Dataset rows describing interfaces:
◆ ◆ ◆ ◆
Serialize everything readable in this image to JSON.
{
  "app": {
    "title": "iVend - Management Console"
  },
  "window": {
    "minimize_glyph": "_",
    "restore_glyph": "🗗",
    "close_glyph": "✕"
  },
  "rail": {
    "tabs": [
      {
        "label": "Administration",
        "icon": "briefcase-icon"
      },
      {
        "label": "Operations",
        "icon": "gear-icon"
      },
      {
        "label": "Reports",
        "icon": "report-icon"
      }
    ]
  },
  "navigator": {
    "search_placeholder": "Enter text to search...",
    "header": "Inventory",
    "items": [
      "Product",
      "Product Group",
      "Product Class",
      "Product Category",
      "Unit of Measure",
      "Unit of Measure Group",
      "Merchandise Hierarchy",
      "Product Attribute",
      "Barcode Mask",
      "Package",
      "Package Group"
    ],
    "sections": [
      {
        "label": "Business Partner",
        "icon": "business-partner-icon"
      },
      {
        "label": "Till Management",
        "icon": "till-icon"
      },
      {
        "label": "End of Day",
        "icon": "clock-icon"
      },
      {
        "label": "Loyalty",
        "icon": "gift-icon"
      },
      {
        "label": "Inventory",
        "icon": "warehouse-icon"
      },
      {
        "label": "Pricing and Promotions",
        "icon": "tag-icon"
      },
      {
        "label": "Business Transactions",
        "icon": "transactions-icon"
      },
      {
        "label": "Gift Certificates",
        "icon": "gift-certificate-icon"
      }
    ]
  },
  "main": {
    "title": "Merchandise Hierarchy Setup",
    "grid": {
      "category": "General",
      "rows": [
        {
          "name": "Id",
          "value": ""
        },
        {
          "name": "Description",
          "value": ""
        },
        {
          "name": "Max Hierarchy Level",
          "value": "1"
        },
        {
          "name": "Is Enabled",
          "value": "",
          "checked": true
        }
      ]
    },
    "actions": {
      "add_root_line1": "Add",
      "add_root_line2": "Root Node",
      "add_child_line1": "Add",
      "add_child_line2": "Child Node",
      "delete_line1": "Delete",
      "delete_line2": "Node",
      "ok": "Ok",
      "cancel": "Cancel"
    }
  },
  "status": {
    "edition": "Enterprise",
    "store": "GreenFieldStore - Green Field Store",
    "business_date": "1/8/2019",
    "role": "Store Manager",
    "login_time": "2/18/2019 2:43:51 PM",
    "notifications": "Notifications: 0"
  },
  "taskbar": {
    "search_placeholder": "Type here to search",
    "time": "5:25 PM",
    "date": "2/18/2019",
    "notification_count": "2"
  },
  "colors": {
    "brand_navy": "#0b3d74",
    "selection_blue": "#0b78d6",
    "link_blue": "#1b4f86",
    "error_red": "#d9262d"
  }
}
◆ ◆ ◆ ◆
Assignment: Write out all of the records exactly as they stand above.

Response below:
Serialize everything readable in this image to JSON.
{
  "app": {
    "title": "iVend - Management Console"
  },
  "window": {
    "minimize_glyph": "_",
    "restore_glyph": "🗗",
    "close_glyph": "✕"
  },
  "rail": {
    "tabs": [
      {
        "label": "Administration",
        "icon": "briefcase-icon"
      },
      {
        "label": "Operations",
        "icon": "gear-icon"
      },
      {
        "label": "Reports",
        "icon": "report-icon"
      }
    ]
  },
  "navigator": {
    "search_placeholder": "Enter text to search...",
    "header": "Inventory",
    "items": [
      "Product",
      "Product Group",
      "Product Class",
      "Product Category",
      "Unit of Measure",
      "Unit of Measure Group",
      "Merchandise Hierarchy",
      "Product Attribute",
      "Barcode Mask",
      "Package",
      "Package Group"
    ],
    "sections": [
      {
        "label": "Business Partner",
        "icon": "business-partner-icon"
      },
      {
        "label": "Till Management",
        "icon": "till-icon"
      },
      {
        "label": "End of Day",
        "icon": "clock-icon"
      },
      {
        "label": "Loyalty",
        "icon": "gift-icon"
      },
      {
        "label": "Inventory",
        "icon": "warehouse-icon"
      },
      {
        "label": "Pricing and Promotions",
        "icon": "tag-icon"
      },
      {
        "label": "Business Transactions",
        "icon": "transactions-icon"
      },
      {
        "label": "Gift Certificates",
        "icon": "gift-certificate-icon"
      }
    ]
  },
  "main": {
    "title": "Merchandise Hierarchy Setup",
    "grid": {
      "category": "General",
      "rows": [
        {
          "name": "Id",
          "value": ""
        },
        {
          "name": "Description",
          "value": ""
        },
        {
          "name": "Max Hierarchy Level",
          "value": "1"
        },
        {
          "name": "Is Enabled",
          "value": "",
          "checked": true
        }
      ]
    },
    "actions": {
      "add_root_line1": "Add",
      "add_root_line2": "Root Node",
      "add_child_line1": "Add",
      "add_child_line2": "Child Node",
      "delete_line1": "Delete",
      "delete_line2": "Node",
      "ok": "Ok",
      "cancel": "Cancel"
    }
  },
  "status": {
    "edition": "Enterprise",
    "store": "GreenFieldStore - Green Field Store",
    "business_date": "1/8/2019",
    "role": "Store Manager",
    "login_time": "2/18/2019 2:43:51 PM",
    "notifications": "Notifications: 0"
  },
  "taskbar": {
    "search_placeholder": "Type here to search",
    "time": "5:25 PM",
    "date": "2/18/2019",
    "notification_count": "2"
  },
  "colors": {
    "brand_navy": "#0b3d74",
    "selection_blue": "#0b78d6",
    "link_blue": "#1b4f86",
    "error_red": "#d9262d"
  }
}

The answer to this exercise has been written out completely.